§ Instructions to follow: Using the entries that follow, collect the lines where the word "answer" appears.
--------
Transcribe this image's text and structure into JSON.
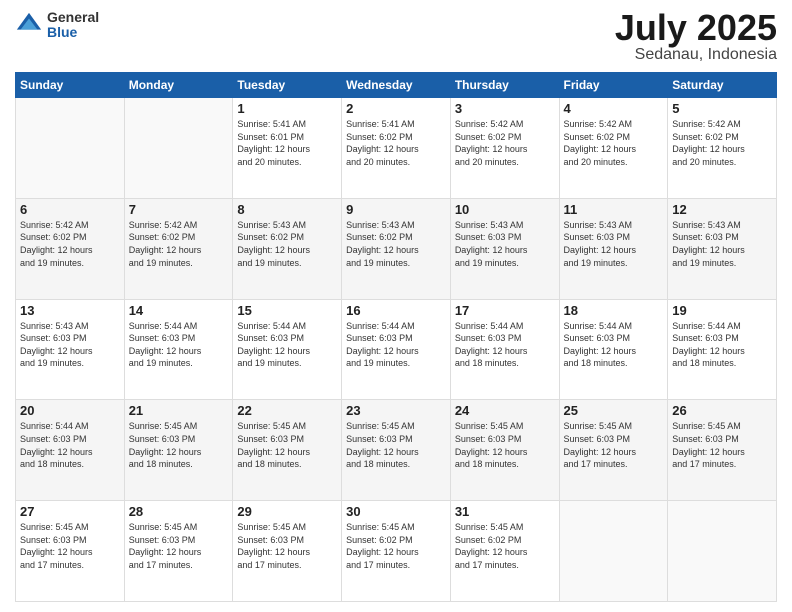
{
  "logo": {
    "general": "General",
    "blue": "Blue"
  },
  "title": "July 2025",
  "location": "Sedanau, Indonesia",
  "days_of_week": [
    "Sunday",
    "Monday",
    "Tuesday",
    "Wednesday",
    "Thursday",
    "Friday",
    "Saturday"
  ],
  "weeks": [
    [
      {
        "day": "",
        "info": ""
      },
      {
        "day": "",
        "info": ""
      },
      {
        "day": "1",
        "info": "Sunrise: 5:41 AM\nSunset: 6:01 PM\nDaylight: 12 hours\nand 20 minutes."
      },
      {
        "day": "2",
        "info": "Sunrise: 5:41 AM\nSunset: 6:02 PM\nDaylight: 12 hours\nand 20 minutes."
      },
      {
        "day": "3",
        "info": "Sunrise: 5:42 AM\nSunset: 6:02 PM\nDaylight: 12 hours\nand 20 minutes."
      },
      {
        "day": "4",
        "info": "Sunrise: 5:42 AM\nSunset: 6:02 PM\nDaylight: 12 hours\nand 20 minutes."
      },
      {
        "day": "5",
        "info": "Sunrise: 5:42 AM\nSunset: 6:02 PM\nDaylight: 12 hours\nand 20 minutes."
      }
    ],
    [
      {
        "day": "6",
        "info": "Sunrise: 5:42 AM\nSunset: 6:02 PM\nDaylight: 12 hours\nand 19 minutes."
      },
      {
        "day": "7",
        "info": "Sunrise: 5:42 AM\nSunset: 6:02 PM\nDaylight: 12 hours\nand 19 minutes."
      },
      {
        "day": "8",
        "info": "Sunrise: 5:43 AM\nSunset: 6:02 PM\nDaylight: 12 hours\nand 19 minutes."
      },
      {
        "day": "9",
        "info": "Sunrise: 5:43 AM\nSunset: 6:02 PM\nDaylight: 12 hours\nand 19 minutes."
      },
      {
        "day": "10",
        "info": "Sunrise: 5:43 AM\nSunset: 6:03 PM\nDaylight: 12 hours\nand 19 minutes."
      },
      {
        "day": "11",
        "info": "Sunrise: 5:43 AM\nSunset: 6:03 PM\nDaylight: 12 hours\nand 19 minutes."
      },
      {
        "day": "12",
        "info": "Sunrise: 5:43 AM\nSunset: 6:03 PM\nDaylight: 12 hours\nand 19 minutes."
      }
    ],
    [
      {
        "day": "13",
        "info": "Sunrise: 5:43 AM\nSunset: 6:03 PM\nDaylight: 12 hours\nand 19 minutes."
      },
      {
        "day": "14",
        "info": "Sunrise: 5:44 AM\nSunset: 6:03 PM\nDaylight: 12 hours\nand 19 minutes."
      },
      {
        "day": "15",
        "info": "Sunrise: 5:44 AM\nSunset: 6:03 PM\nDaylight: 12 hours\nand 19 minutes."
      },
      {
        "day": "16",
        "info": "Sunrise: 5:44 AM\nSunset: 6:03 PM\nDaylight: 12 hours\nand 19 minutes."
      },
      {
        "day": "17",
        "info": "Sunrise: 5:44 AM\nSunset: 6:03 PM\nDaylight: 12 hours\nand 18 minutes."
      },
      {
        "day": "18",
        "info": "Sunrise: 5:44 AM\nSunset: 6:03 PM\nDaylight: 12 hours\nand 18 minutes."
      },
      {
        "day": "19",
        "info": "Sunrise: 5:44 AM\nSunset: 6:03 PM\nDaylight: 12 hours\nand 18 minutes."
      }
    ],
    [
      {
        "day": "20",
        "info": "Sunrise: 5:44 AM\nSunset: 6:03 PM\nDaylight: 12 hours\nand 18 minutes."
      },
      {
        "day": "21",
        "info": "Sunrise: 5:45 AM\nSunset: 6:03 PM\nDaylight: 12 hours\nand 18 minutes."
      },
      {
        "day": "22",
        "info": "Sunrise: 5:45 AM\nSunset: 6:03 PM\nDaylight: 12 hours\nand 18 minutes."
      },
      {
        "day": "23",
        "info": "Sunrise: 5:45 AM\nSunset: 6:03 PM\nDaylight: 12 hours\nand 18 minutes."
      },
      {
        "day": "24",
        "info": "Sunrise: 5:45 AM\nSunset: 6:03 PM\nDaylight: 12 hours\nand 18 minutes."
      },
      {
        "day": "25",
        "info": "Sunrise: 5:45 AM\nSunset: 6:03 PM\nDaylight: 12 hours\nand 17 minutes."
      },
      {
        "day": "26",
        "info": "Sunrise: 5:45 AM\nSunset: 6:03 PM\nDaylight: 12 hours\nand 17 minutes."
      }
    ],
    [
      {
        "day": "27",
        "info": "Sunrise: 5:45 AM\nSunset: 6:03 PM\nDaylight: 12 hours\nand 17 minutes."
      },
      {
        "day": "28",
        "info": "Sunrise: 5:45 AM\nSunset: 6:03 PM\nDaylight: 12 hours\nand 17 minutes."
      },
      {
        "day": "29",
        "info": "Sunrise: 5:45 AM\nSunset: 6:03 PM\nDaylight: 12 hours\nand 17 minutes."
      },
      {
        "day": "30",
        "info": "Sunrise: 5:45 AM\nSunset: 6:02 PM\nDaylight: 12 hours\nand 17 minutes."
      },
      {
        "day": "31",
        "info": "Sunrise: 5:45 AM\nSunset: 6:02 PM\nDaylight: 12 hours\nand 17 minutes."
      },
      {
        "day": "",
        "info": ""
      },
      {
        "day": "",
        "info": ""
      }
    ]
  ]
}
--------
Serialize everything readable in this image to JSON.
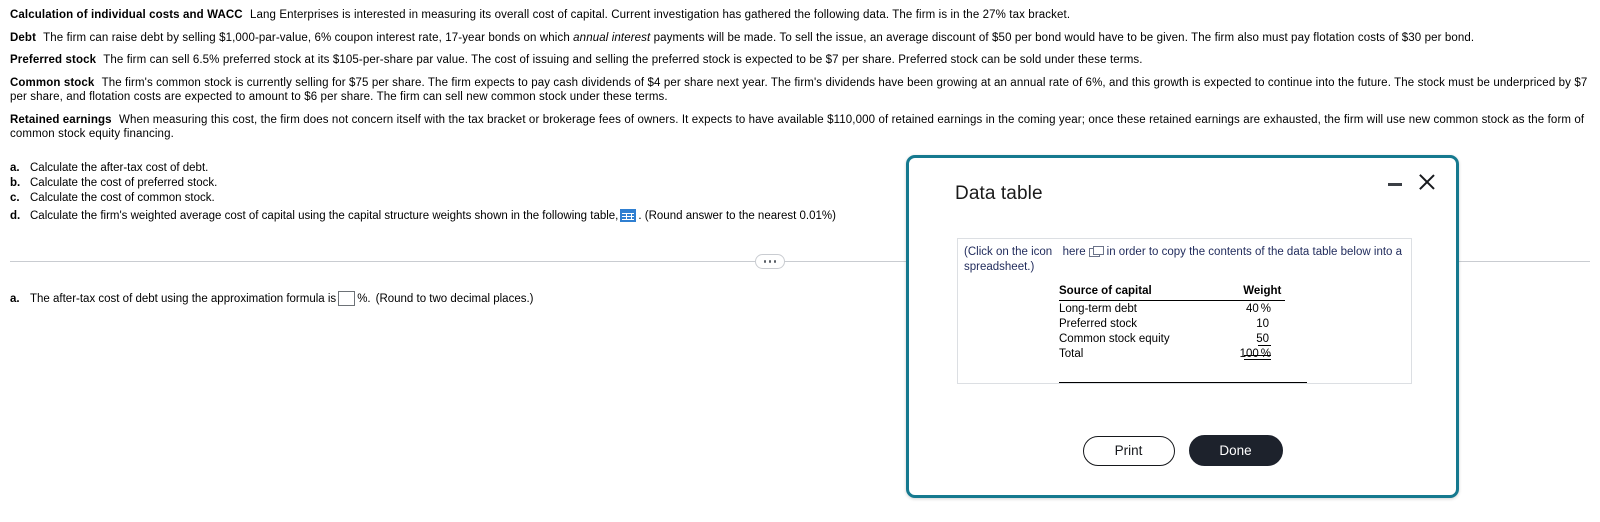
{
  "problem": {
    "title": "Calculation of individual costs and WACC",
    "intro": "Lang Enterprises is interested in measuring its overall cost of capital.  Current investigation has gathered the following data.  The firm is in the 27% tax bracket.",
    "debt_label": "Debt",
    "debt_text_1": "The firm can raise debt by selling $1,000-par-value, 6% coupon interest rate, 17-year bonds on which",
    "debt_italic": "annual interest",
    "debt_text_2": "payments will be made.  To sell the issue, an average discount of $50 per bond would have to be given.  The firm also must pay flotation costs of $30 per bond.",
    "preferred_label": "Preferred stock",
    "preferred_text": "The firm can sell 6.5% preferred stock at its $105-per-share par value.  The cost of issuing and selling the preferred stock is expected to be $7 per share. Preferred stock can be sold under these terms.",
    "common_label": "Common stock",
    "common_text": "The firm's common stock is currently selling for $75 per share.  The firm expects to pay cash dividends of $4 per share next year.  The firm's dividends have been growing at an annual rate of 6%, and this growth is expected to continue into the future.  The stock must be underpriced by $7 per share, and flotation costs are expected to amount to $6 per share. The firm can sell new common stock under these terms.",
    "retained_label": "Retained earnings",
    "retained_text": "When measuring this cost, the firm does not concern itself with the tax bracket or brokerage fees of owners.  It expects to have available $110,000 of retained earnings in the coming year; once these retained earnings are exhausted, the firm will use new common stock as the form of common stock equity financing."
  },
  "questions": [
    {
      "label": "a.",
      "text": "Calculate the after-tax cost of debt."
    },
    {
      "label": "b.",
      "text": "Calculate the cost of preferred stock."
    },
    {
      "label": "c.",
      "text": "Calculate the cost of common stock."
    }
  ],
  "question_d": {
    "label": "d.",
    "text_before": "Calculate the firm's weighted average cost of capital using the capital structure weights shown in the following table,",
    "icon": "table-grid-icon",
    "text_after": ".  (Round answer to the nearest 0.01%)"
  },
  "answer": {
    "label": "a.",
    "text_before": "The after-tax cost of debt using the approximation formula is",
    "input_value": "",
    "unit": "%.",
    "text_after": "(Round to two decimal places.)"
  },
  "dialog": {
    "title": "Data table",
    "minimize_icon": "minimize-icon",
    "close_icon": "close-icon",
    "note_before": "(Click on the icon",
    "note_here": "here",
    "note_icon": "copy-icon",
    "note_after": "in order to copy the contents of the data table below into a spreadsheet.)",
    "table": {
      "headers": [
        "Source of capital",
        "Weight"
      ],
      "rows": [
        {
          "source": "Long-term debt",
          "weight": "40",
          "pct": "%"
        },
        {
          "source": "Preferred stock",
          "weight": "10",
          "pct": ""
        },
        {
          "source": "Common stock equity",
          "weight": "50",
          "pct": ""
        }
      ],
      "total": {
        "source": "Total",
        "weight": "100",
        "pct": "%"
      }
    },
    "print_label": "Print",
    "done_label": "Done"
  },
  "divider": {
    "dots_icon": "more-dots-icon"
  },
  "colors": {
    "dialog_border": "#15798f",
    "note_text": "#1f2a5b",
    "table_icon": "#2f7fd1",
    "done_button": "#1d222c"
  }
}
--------
§ Exercise result:
    "text_after": ".  (Round answer to the nearest 0.01%)"
  "answer": {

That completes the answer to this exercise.